§ **Data to process**:
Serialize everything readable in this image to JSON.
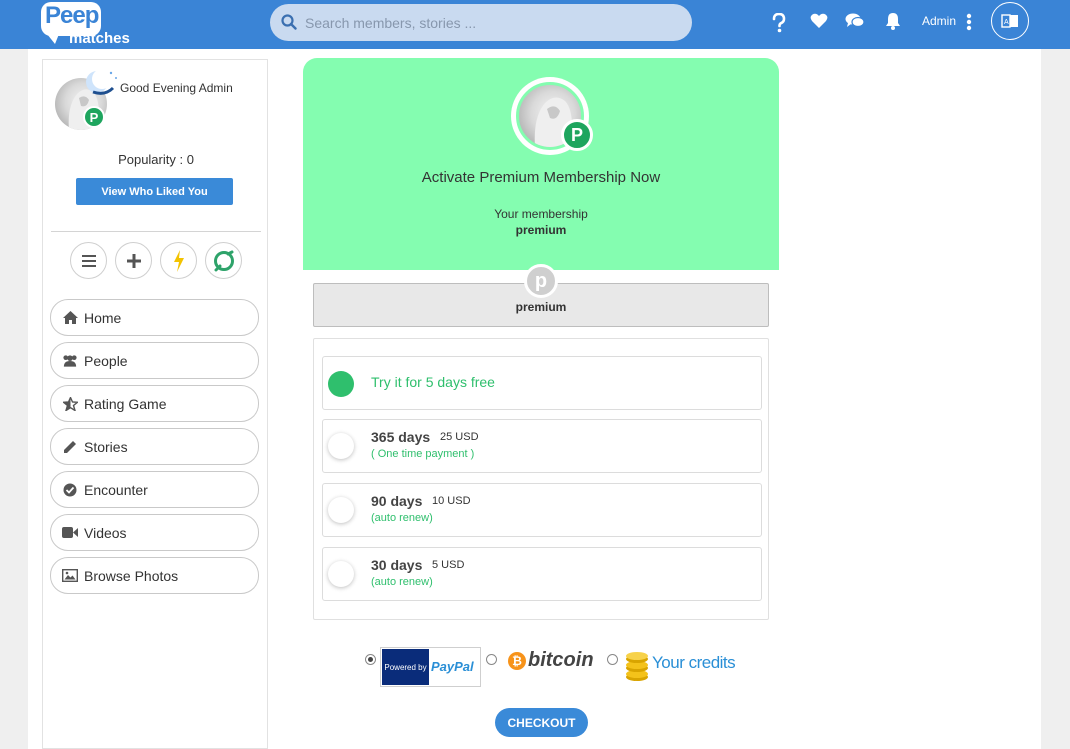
{
  "brand": {
    "name_top": "eep",
    "name_bottom": "matches",
    "color": "#3a84d6"
  },
  "search": {
    "placeholder": "Search members, stories ..."
  },
  "header": {
    "user_label": "Admin"
  },
  "sidebar": {
    "greeting": "Good Evening Admin",
    "badge": "P",
    "popularity": "Popularity : 0",
    "liked_button": "View Who Liked You",
    "quick_actions": [
      "menu-icon",
      "plus-icon",
      "lightning-icon",
      "chat-ring-icon"
    ],
    "menu": [
      {
        "label": "Home",
        "icon": "home-icon"
      },
      {
        "label": "People",
        "icon": "people-icon"
      },
      {
        "label": "Rating Game",
        "icon": "star-icon"
      },
      {
        "label": "Stories",
        "icon": "pencil-icon"
      },
      {
        "label": "Encounter",
        "icon": "check-circle-icon"
      },
      {
        "label": "Videos",
        "icon": "video-icon"
      },
      {
        "label": "Browse Photos",
        "icon": "photo-icon"
      }
    ]
  },
  "membership": {
    "title": "Activate Premium Membership Now",
    "your_membership": "Your membership",
    "membership_value": "premium",
    "badge": "P",
    "plan_letter": "p",
    "plan_name": "premium",
    "accent": "#84fdb0",
    "options": [
      {
        "free": "Try it for 5 days free",
        "selected": true
      },
      {
        "days": "365 days",
        "price": "25 USD",
        "note": "( One time payment )",
        "selected": false
      },
      {
        "days": "90 days",
        "price": "10 USD",
        "note": "(auto renew)",
        "selected": false
      },
      {
        "days": "30 days",
        "price": "5 USD",
        "note": "(auto renew)",
        "selected": false
      }
    ]
  },
  "payment": {
    "paypal_powered": "Powered by",
    "paypal_pay": "Pay",
    "paypal_pal": "Pal",
    "bitcoin_symbol": "₿",
    "bitcoin": "bitcoin",
    "credits": "Your credits",
    "checkout": "CHECKOUT"
  }
}
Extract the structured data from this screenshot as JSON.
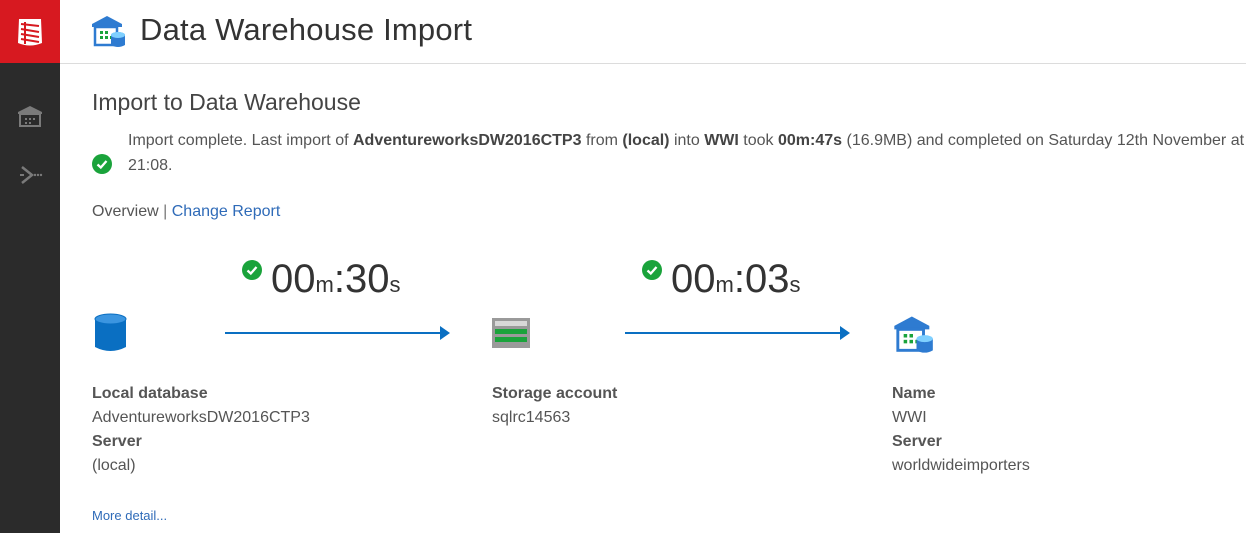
{
  "header": {
    "title": "Data Warehouse Import"
  },
  "sidebar": {
    "icons": [
      "database-logo-icon",
      "warehouse-icon",
      "deploy-icon"
    ]
  },
  "main": {
    "section_title": "Import to Data Warehouse",
    "status": {
      "p1": "Import complete. Last import of ",
      "source_db": "AdventureworksDW2016CTP3",
      "p2": " from ",
      "source_server": "(local)",
      "p3": " into ",
      "target": "WWI",
      "p4": " took ",
      "duration": "00m:47s",
      "p5": " (16.9MB) and completed on Saturday 12th November at 21:08."
    },
    "views": {
      "overview": "Overview",
      "separator": "|",
      "change_report": "Change Report"
    },
    "timers": [
      {
        "min": "00",
        "m": "m",
        "colon": ":",
        "sec": "30",
        "s": "s"
      },
      {
        "min": "00",
        "m": "m",
        "colon": ":",
        "sec": "03",
        "s": "s"
      }
    ],
    "source": {
      "label1": "Local database",
      "value1": "AdventureworksDW2016CTP3",
      "label2": "Server",
      "value2": "(local)"
    },
    "storage": {
      "label1": "Storage account",
      "value1": "sqlrc14563"
    },
    "destination": {
      "label1": "Name",
      "value1": "WWI",
      "label2": "Server",
      "value2": "worldwideimporters"
    },
    "more_detail": "More detail..."
  },
  "colors": {
    "brand_red": "#d71920",
    "sidebar": "#2b2b2b",
    "accent_blue": "#0a6fc2",
    "link": "#2f6bb8",
    "success_green": "#1aa33b"
  }
}
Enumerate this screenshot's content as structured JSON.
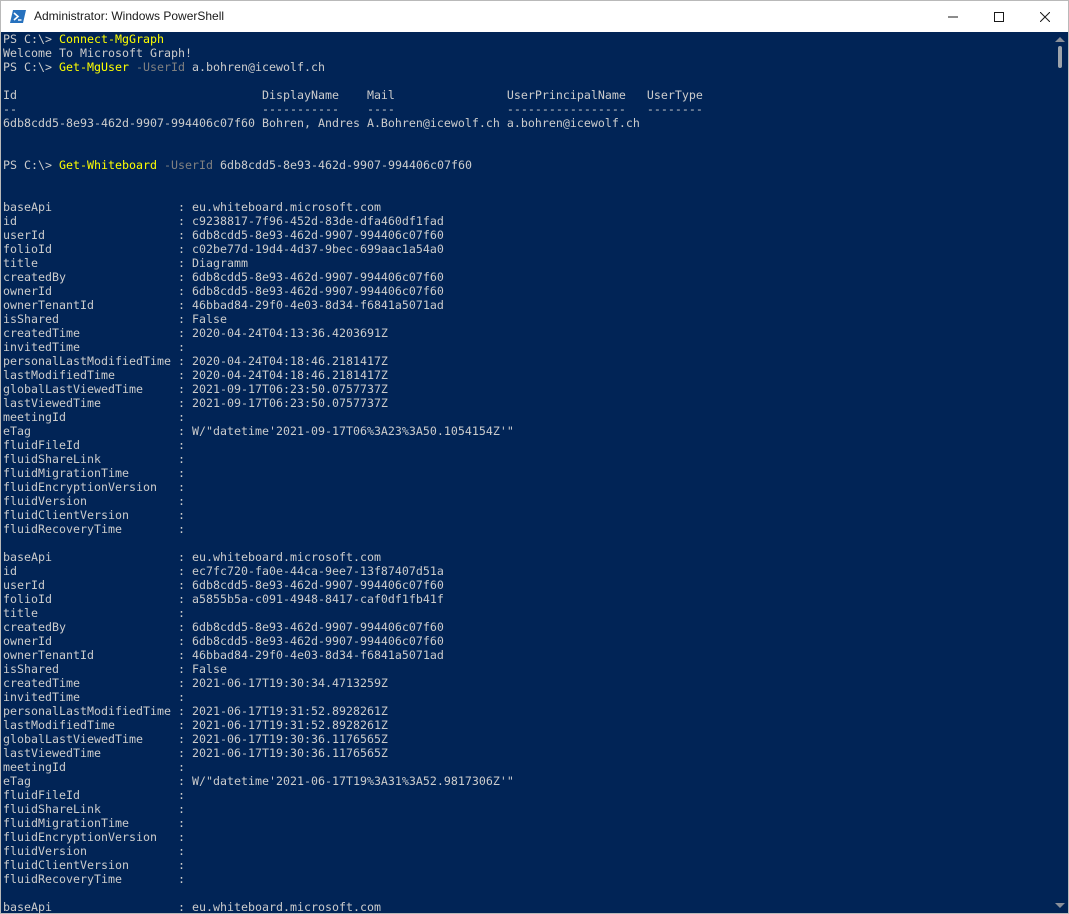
{
  "window": {
    "title": "Administrator: Windows PowerShell",
    "icon": "powershell-icon",
    "controls": [
      "minimize-icon",
      "maximize-icon",
      "close-icon"
    ],
    "colors": {
      "console_background": "#012456",
      "text": "#cccccc",
      "command": "#ffff00",
      "parameter": "#808080"
    }
  },
  "console": {
    "prompt": "PS C:\\> ",
    "sessions": [
      {
        "command": "Connect-MgGraph",
        "output": "Welcome To Microsoft Graph!"
      },
      {
        "command": "Get-MgUser",
        "param": "-UserId",
        "arg": "a.bohren@icewolf.ch",
        "table": {
          "header": "Id                                   DisplayName    Mail                UserPrincipalName   UserType",
          "separator": "--                                   -----------    ----                -----------------   --------",
          "row": "6db8cdd5-8e93-462d-9907-994406c07f60 Bohren, Andres A.Bohren@icewolf.ch a.bohren@icewolf.ch"
        }
      },
      {
        "command": "Get-Whiteboard",
        "param": "-UserId",
        "arg": "6db8cdd5-8e93-462d-9907-994406c07f60"
      }
    ],
    "whiteboards": [
      [
        "baseApi                  : eu.whiteboard.microsoft.com",
        "id                       : c9238817-7f96-452d-83de-dfa460df1fad",
        "userId                   : 6db8cdd5-8e93-462d-9907-994406c07f60",
        "folioId                  : c02be77d-19d4-4d37-9bec-699aac1a54a0",
        "title                    : Diagramm",
        "createdBy                : 6db8cdd5-8e93-462d-9907-994406c07f60",
        "ownerId                  : 6db8cdd5-8e93-462d-9907-994406c07f60",
        "ownerTenantId            : 46bbad84-29f0-4e03-8d34-f6841a5071ad",
        "isShared                 : False",
        "createdTime              : 2020-04-24T04:13:36.4203691Z",
        "invitedTime              :",
        "personalLastModifiedTime : 2020-04-24T04:18:46.2181417Z",
        "lastModifiedTime         : 2020-04-24T04:18:46.2181417Z",
        "globalLastViewedTime     : 2021-09-17T06:23:50.0757737Z",
        "lastViewedTime           : 2021-09-17T06:23:50.0757737Z",
        "meetingId                :",
        "eTag                     : W/\"datetime'2021-09-17T06%3A23%3A50.1054154Z'\"",
        "fluidFileId              :",
        "fluidShareLink           :",
        "fluidMigrationTime       :",
        "fluidEncryptionVersion   :",
        "fluidVersion             :",
        "fluidClientVersion       :",
        "fluidRecoveryTime        :"
      ],
      [
        "baseApi                  : eu.whiteboard.microsoft.com",
        "id                       : ec7fc720-fa0e-44ca-9ee7-13f87407d51a",
        "userId                   : 6db8cdd5-8e93-462d-9907-994406c07f60",
        "folioId                  : a5855b5a-c091-4948-8417-caf0df1fb41f",
        "title                    :",
        "createdBy                : 6db8cdd5-8e93-462d-9907-994406c07f60",
        "ownerId                  : 6db8cdd5-8e93-462d-9907-994406c07f60",
        "ownerTenantId            : 46bbad84-29f0-4e03-8d34-f6841a5071ad",
        "isShared                 : False",
        "createdTime              : 2021-06-17T19:30:34.4713259Z",
        "invitedTime              :",
        "personalLastModifiedTime : 2021-06-17T19:31:52.8928261Z",
        "lastModifiedTime         : 2021-06-17T19:31:52.8928261Z",
        "globalLastViewedTime     : 2021-06-17T19:30:36.1176565Z",
        "lastViewedTime           : 2021-06-17T19:30:36.1176565Z",
        "meetingId                :",
        "eTag                     : W/\"datetime'2021-06-17T19%3A31%3A52.9817306Z'\"",
        "fluidFileId              :",
        "fluidShareLink           :",
        "fluidMigrationTime       :",
        "fluidEncryptionVersion   :",
        "fluidVersion             :",
        "fluidClientVersion       :",
        "fluidRecoveryTime        :"
      ],
      [
        "baseApi                  : eu.whiteboard.microsoft.com"
      ]
    ]
  }
}
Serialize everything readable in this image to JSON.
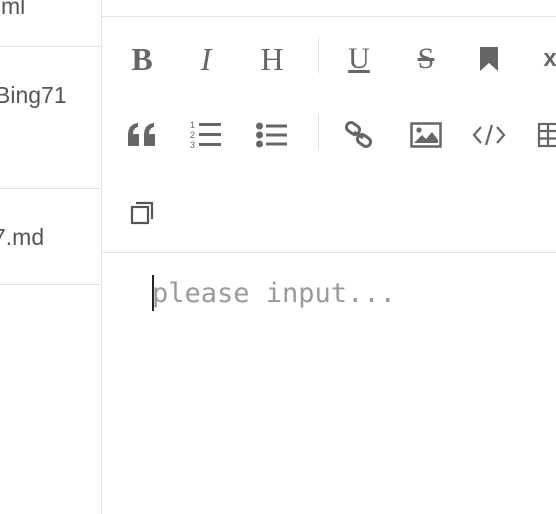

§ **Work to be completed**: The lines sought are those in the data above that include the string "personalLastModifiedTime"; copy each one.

§ **Result for this exercise**:
        "personalLastModifiedTime : 2020-04-24T04:18:46.2181417Z",
        "personalLastModifiedTime : 2021-06-17T19:31:52.8928261Z",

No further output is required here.